Sponsored Shed: The Sponsor may require certain information on a routine basis. Discuss any administrative issues with the Sponsor and decide on how you will meet those requirements. More specifically:
- If you are raising funds through donations, ask if the Sponsor is a 501(c)3 entity and if it will accept tax advantaged donations on behalf of the Shed.
- You may need a bank account. To open a bank account, you will need an EIN number which requires you to be a legal entity. Again, speak with the Sponsor about these issues and how they can help.
- Consider the need for insurance. If tools and equipment are part of your Shed, insurance may be necessary, covering both liability and equipment.
Independent Shed: Decide how you will raise funds to keep the Shed afloat.
- If raising money solely through dues, it may not be necessary to ‘register’ with the state.
- However, if you want to open a bank account, you will need to register the entity with the State and obtain an EIN Number from the IRS (https://www.irs.gov/)
- If raising money through donations, a 501(c)3 status may be advantageous. Often people will be more willing to donate to a nonprofit if they receive a tax deduction.
- If you receive 501(c)3 status, open a bank account and specify an account with the lowest (or no) fees.
- Make sure your account is set up so that two people are required to sign checks and approve withdrawals. This increases safety and accountability.
- Consider the need for insurance. A minimum of Liability insurance may be needed, but also consider Property Damage and Trustee indemnity. Contact an agent that is familiar with non- profit organizations.
How Much Will It Cost?
By now you may have a “ballpark” figure of what starting and maintaining a Shed will cost.
Sponsored Shed: Now’s the time to finely tune that figure so that you can decide if you will charge dues, and if so, how much.
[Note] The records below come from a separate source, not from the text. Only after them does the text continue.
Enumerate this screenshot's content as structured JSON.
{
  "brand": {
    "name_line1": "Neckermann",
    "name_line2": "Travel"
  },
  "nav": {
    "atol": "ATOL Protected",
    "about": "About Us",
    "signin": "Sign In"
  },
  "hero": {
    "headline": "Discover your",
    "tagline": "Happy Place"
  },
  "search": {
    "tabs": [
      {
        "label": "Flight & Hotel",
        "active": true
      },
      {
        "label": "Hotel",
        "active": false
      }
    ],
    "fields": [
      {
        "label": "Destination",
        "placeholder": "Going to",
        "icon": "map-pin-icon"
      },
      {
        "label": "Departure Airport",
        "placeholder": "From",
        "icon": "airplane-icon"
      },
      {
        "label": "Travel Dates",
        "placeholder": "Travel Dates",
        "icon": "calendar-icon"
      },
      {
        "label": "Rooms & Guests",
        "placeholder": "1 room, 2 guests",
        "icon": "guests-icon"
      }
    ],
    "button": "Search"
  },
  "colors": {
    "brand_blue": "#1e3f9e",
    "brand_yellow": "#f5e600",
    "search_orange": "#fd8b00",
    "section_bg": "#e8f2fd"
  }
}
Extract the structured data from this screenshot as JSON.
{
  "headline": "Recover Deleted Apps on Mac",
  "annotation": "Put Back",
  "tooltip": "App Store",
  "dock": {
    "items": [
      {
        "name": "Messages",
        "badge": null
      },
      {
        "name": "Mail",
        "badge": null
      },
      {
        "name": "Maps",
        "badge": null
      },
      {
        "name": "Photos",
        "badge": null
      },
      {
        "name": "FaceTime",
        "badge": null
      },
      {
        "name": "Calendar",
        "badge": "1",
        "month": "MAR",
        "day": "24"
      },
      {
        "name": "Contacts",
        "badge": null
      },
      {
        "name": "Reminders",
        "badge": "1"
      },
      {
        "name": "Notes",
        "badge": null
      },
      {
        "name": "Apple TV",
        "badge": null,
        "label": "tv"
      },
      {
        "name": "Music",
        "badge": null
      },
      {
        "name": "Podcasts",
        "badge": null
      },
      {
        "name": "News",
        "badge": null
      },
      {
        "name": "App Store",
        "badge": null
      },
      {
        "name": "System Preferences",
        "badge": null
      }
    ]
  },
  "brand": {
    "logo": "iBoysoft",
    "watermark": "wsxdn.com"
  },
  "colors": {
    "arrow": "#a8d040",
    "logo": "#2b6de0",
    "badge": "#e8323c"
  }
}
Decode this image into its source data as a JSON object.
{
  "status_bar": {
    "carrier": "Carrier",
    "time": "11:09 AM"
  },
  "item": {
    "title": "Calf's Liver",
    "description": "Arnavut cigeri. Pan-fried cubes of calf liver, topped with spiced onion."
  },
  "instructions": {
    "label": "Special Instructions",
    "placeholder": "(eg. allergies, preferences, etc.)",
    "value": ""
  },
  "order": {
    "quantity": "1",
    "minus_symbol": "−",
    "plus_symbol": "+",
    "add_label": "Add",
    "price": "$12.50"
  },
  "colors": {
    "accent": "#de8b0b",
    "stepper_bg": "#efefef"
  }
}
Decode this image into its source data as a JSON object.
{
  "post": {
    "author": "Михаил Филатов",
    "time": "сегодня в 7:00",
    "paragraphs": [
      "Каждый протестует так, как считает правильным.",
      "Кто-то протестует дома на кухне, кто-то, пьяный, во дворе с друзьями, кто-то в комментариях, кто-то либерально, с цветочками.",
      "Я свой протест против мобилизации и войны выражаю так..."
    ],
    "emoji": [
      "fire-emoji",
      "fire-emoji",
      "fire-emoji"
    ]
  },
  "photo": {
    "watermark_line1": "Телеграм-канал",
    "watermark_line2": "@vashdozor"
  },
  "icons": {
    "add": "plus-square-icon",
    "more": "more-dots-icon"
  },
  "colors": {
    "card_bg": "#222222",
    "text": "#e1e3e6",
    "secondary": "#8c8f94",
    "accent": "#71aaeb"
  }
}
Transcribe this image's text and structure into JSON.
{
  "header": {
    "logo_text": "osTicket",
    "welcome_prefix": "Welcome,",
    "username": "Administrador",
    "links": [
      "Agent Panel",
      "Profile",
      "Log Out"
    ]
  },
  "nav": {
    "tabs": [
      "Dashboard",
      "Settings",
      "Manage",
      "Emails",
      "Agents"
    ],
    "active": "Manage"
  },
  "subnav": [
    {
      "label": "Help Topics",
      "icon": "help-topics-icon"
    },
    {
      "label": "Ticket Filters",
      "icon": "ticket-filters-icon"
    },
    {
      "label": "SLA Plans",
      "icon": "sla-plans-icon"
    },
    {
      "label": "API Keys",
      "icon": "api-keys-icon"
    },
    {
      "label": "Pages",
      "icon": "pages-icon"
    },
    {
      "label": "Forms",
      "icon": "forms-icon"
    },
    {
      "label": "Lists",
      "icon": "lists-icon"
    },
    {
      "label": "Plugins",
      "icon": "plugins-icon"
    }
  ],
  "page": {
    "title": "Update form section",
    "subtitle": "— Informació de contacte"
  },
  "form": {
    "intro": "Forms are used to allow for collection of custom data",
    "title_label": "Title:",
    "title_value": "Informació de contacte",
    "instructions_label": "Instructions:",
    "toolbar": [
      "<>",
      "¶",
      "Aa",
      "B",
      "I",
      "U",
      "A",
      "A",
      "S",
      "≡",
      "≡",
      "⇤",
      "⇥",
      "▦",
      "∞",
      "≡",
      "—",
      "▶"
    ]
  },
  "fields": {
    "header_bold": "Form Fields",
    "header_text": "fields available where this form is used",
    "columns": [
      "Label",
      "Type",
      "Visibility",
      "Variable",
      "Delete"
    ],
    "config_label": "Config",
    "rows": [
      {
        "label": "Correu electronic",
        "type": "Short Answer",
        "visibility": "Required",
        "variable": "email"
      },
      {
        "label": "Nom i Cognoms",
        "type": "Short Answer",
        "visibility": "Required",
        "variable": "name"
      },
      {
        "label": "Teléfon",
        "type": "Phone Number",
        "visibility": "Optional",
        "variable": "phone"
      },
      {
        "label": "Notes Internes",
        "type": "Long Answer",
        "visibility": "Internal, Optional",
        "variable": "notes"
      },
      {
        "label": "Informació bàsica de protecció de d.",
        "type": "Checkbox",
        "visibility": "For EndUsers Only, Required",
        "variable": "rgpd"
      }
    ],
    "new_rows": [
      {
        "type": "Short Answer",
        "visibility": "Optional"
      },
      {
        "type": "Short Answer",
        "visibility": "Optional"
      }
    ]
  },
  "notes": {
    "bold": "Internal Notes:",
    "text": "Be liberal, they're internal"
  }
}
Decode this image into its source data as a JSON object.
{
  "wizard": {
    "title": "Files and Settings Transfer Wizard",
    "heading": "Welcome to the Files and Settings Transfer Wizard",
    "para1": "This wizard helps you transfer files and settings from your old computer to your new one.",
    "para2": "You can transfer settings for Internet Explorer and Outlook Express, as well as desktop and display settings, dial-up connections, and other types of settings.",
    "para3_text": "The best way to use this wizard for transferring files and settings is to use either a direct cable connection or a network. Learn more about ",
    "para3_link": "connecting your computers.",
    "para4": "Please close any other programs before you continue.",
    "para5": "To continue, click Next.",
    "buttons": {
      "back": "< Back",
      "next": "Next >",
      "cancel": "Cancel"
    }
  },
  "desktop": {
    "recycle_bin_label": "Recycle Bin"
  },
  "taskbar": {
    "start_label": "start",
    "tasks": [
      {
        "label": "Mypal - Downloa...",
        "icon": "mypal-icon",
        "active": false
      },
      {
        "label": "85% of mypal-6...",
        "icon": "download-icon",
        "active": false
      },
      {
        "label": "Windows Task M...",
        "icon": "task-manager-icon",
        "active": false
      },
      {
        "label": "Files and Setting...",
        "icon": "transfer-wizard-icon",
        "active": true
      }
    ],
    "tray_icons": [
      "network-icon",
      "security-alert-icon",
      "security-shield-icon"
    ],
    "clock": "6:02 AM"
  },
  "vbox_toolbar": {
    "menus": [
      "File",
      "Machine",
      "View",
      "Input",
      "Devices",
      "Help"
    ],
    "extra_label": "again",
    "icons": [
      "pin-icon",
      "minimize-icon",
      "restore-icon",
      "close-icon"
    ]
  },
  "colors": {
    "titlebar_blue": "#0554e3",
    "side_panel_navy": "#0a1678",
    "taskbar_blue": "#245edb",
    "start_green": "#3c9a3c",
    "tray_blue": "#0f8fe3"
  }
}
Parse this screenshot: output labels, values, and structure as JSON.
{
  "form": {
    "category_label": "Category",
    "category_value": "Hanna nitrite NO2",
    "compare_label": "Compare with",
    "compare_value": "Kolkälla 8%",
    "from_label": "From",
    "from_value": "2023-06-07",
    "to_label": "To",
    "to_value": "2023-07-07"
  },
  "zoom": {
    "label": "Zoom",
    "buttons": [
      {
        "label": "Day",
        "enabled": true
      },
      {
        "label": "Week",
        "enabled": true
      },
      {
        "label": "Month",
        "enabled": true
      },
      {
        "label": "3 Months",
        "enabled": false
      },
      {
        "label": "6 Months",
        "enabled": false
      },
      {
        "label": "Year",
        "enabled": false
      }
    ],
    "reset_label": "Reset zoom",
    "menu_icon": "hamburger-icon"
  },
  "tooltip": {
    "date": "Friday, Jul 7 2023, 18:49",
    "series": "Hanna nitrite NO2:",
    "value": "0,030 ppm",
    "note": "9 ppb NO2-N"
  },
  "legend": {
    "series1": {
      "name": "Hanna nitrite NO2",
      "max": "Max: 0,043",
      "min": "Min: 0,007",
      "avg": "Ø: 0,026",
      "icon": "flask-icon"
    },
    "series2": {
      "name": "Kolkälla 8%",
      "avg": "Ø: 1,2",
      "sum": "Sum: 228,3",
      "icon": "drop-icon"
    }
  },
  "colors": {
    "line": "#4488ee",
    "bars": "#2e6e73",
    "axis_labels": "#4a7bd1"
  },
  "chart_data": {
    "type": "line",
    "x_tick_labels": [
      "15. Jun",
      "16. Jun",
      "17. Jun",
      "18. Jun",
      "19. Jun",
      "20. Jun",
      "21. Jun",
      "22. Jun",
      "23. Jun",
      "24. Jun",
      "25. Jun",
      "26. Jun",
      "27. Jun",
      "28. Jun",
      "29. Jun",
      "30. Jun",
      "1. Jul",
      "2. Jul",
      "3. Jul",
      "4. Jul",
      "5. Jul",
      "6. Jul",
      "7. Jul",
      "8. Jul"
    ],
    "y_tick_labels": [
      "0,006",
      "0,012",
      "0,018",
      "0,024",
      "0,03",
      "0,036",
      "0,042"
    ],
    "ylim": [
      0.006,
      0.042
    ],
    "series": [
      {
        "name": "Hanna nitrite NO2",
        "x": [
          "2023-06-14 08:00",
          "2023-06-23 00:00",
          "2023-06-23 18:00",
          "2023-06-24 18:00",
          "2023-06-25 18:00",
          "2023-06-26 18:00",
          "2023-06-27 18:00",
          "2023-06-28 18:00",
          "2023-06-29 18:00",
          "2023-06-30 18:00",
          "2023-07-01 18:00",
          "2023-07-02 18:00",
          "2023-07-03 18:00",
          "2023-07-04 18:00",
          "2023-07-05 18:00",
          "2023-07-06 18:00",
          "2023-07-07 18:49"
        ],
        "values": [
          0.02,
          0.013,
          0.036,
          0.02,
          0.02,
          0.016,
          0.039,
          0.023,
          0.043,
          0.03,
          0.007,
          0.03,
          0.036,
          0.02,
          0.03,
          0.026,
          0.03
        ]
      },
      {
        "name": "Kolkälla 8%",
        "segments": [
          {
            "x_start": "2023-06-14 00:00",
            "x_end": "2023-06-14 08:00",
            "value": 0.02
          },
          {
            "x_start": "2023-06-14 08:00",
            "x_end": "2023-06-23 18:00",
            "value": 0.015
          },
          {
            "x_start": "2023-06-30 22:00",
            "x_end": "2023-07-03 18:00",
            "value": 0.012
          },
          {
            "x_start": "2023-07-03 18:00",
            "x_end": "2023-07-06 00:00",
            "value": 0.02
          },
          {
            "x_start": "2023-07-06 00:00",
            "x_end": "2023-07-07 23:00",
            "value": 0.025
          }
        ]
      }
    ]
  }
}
Or if the Sponsor is willing to cover the costs, tell them how much you will need.
Independent Shed: Consider the source of expenses and how you will cover the costs. Consider the following
- Tools and Equipment
- Sundries (coffee?)
- any other repetitive cost for running the Shed.
Note that dues can be charged annually, monthly, or even per meeting, depending on your preference and the needs of the Shed.
Health and Safety
Health and Safety should be considered foremost in any Shed. Below are several suggestions to start a Health & Safety plan for your Shed. This is not a comprehensive list, and there is more information on the USMSA Website.
- Safety glasses, goggles, face shields and ear plugs appropriate to the machine/equipment being operated are required.
- Shoes must always be worn in the Shed. Footwear must cover the entire foot.
- No work may be performed using power tools unless at least two trained people are present and can see each other.
- Disconnect power supply to machines when cleaning, repairing, or oiling.
- All machines must be operated with the required shields in place.
- Think through the entire job before starting!
- Refer to the H&S manuals for every piece of equipment before using it.
- Don’t rush or take chances. Obey all safety rules. **Hawaii Men’s Shed Honolulu used with permission.
The Men’s Shed is an international phenomenon with thousands of clubs worldwide. We answer men’s innate need for activity. A Men’s Shed is a club, mainly for older guys. We have tools and materials for pursuing our interests and passions, for learning something new and sharing skills. We join to make stuff and tinker. We share a pot of coffee in a friendly atmosphere. In the end, we make friends and discuss health issues to help one another. The key to our popularity is best expressed in our motto: men don’t talk face to face, we talk shoulder to shoulder.